• TASK GOAL:
Skip the pictures and repeat each line of the data exactly.

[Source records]
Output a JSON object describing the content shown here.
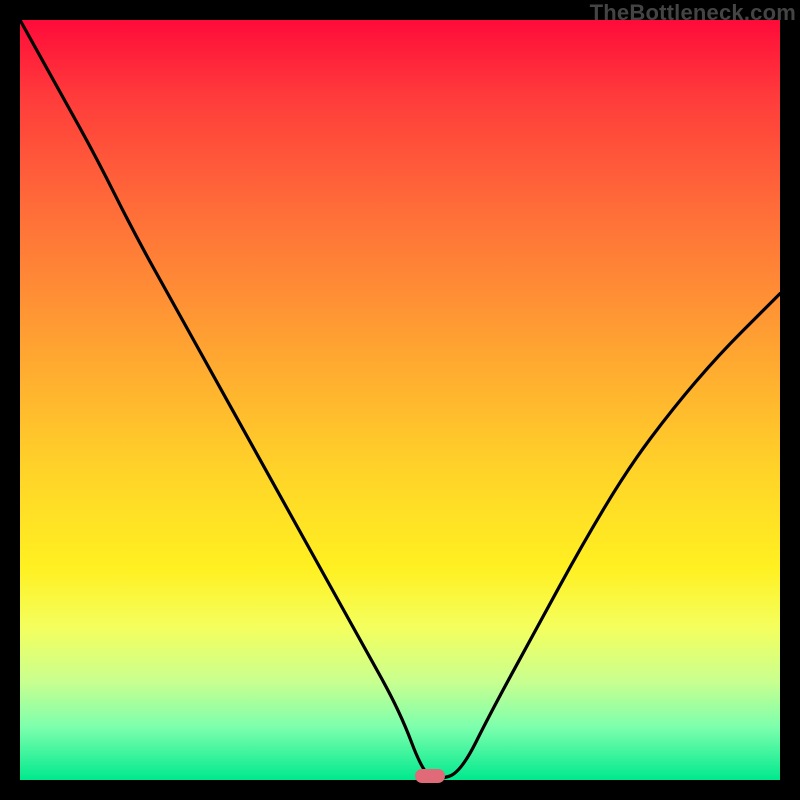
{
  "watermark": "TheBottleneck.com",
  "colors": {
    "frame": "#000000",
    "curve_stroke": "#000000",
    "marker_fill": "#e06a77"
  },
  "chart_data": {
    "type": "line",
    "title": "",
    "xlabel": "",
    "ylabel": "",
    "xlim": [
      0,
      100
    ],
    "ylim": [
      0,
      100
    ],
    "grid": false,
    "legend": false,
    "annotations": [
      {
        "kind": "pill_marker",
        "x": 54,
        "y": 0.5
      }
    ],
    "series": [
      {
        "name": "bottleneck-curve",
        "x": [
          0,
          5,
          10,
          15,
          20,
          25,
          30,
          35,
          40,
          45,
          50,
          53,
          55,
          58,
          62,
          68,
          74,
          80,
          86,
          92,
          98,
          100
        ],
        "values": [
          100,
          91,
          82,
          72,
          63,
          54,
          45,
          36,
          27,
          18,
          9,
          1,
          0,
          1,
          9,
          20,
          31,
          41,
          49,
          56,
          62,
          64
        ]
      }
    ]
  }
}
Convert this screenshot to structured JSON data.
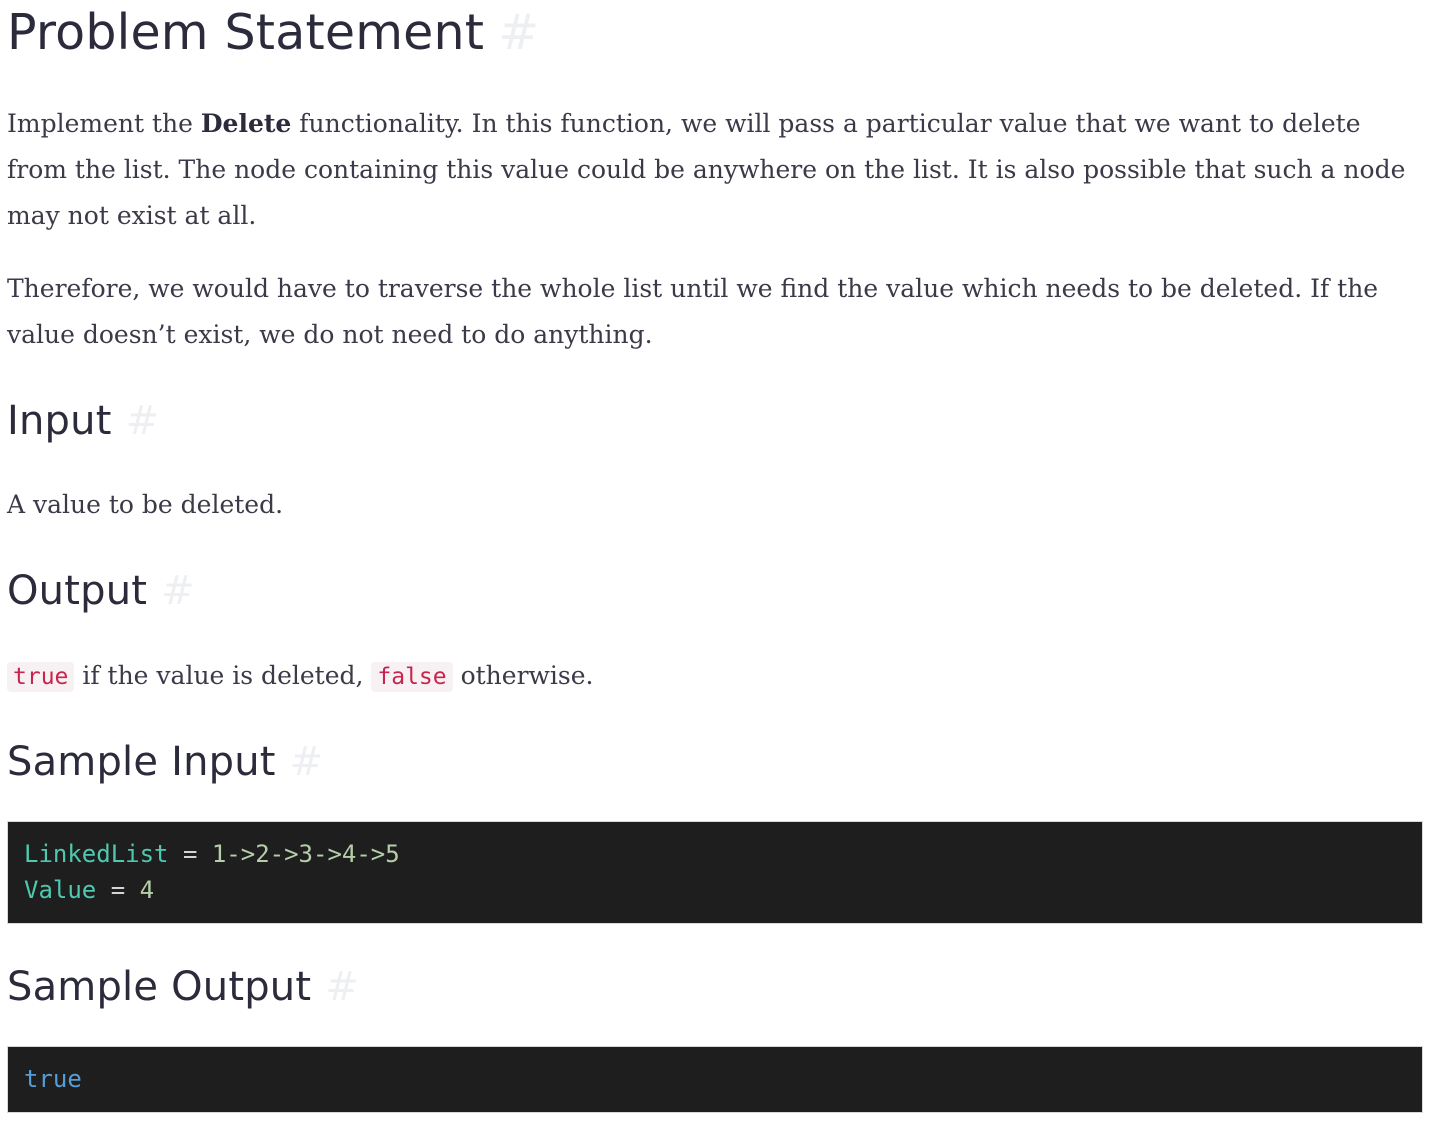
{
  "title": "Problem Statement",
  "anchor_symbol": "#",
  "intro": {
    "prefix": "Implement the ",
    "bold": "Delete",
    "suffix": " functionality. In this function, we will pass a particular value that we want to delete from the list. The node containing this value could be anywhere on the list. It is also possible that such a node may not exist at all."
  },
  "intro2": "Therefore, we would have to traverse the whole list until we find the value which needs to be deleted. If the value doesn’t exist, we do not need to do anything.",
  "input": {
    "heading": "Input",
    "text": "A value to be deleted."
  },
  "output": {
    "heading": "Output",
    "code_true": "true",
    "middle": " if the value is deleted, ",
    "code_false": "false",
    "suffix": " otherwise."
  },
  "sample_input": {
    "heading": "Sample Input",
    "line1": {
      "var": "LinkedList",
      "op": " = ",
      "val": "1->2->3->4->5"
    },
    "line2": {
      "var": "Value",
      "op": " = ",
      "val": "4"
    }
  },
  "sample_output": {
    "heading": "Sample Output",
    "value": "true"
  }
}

• WRITTEN ANSWER:
Output a JSON object describing the content shown here.
{
  "watermark": "TheBottleneck.com",
  "colors": {
    "frame": "#000000",
    "curve_stroke": "#000000",
    "marker_fill": "#e06a77"
  },
  "chart_data": {
    "type": "line",
    "title": "",
    "xlabel": "",
    "ylabel": "",
    "xlim": [
      0,
      100
    ],
    "ylim": [
      0,
      100
    ],
    "grid": false,
    "legend": false,
    "annotations": [
      {
        "kind": "pill_marker",
        "x": 54,
        "y": 0.5
      }
    ],
    "series": [
      {
        "name": "bottleneck-curve",
        "x": [
          0,
          5,
          10,
          15,
          20,
          25,
          30,
          35,
          40,
          45,
          50,
          53,
          55,
          58,
          62,
          68,
          74,
          80,
          86,
          92,
          98,
          100
        ],
        "values": [
          100,
          91,
          82,
          72,
          63,
          54,
          45,
          36,
          27,
          18,
          9,
          1,
          0,
          1,
          9,
          20,
          31,
          41,
          49,
          56,
          62,
          64
        ]
      }
    ]
  }
}
Convert this screenshot to structured JSON data.
{
  "title": "Problem Statement",
  "anchor_symbol": "#",
  "intro": {
    "prefix": "Implement the ",
    "bold": "Delete",
    "suffix": " functionality. In this function, we will pass a particular value that we want to delete from the list. The node containing this value could be anywhere on the list. It is also possible that such a node may not exist at all."
  },
  "intro2": "Therefore, we would have to traverse the whole list until we find the value which needs to be deleted. If the value doesn’t exist, we do not need to do anything.",
  "input": {
    "heading": "Input",
    "text": "A value to be deleted."
  },
  "output": {
    "heading": "Output",
    "code_true": "true",
    "middle": " if the value is deleted, ",
    "code_false": "false",
    "suffix": " otherwise."
  },
  "sample_input": {
    "heading": "Sample Input",
    "line1": {
      "var": "LinkedList",
      "op": " = ",
      "val": "1->2->3->4->5"
    },
    "line2": {
      "var": "Value",
      "op": " = ",
      "val": "4"
    }
  },
  "sample_output": {
    "heading": "Sample Output",
    "value": "true"
  }
}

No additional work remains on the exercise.